There were many interesting findings, which you can read about on our website. Overall, three in five (59 percent) ever-partnered women aged between 15 and 49 years had experienced physical or sexual violence by a male partner in their lifetime, and almost one in two (47 percent) had experienced such violence in the previous 12 months. The Study also shows that violence against women in Timor-Leste is a major public health issue with long-term consequences for women's physical, mental, and reproductive health. But sadly many women are failing to receive the medical attention they need.
So what did you find in terms of the root causes of this violence?
Well, we found that violence was driven by unequal gender norms, and models of what it means to be a man that emphasise strength, toughness, and dominance over women and other men. This study showed how different types of violence are actually interconnected in Timor-Leste. For example, women and men's experiences of child abuse were linked with intimate partner violence. And men who showed symptoms of trauma were more likely to have perpetrated violence against women. This is particularly important given the post-conflict setting of Timor-Leste.
What has been the reaction so far from people in Timor-Leste to the preliminary findings?
We were obviously concerned with how the results would go over, given the high rates of violence found by the study. But from the start the key was to make sure that the study findings were actually used. So we had a Research Reference Group which included representatives from government, local non-governmental organizations, academia, the national department of statistics, and others.
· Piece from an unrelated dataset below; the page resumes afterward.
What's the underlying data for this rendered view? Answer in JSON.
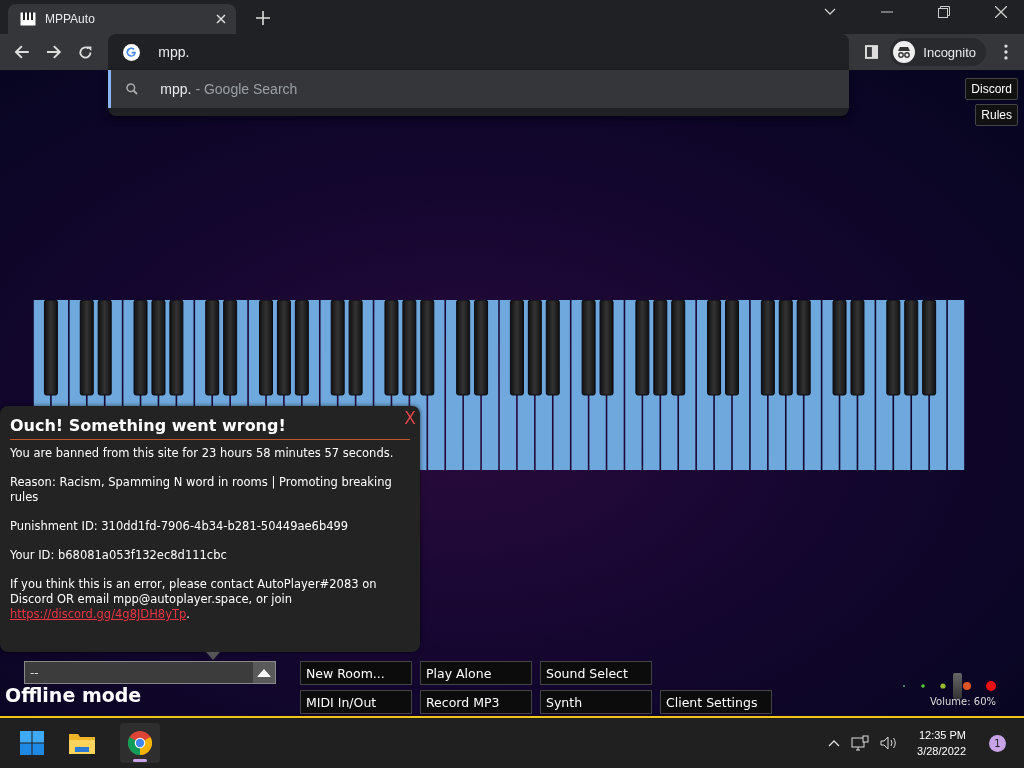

This group helped guide the study design, implementation and review the initial findings. Sharing preliminary findings early was crucial to ensure that the study was endorsed by Timorese organisations and individuals, who will ultimately use the research.
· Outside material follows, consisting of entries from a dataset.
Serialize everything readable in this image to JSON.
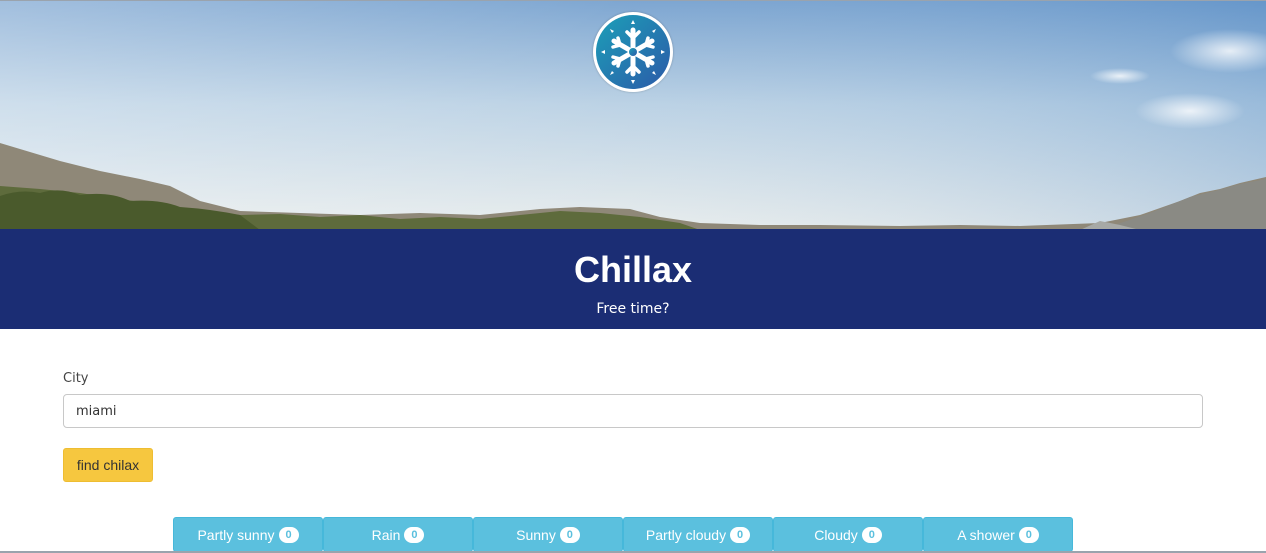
{
  "header": {
    "logo_icon": "snowflake-icon",
    "title": "Chillax",
    "subtitle": "Free time?"
  },
  "form": {
    "city_label": "City",
    "city_value": "miami",
    "submit_label": "find chilax"
  },
  "conditions": [
    {
      "label": "Partly sunny",
      "count": "0"
    },
    {
      "label": "Rain",
      "count": "0"
    },
    {
      "label": "Sunny",
      "count": "0"
    },
    {
      "label": "Partly cloudy",
      "count": "0"
    },
    {
      "label": "Cloudy",
      "count": "0"
    },
    {
      "label": "A shower",
      "count": "0"
    }
  ],
  "colors": {
    "banner": "#1b2d74",
    "submit": "#f6c73f",
    "tab": "#5bc0de",
    "logo_gradient": [
      "#1c9fb8",
      "#2c5aa8"
    ]
  }
}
Now that you have this information how will you use it?
We believe this research is only the start. We now have to focus on the actual work to create better outcomes for women and children survivors of violence and try to prevent violence happening in the first place. Specifically, this means working closely with government to address significant gaps in services for survivors, including access to health care, and finding ways to hold men accountable for their use of violence. We hope that the findings will be used to shape strategies to challenge the fact that some kinds of violence are considered normal or acceptable, and start to address some of the deep rooted drivers of this violence.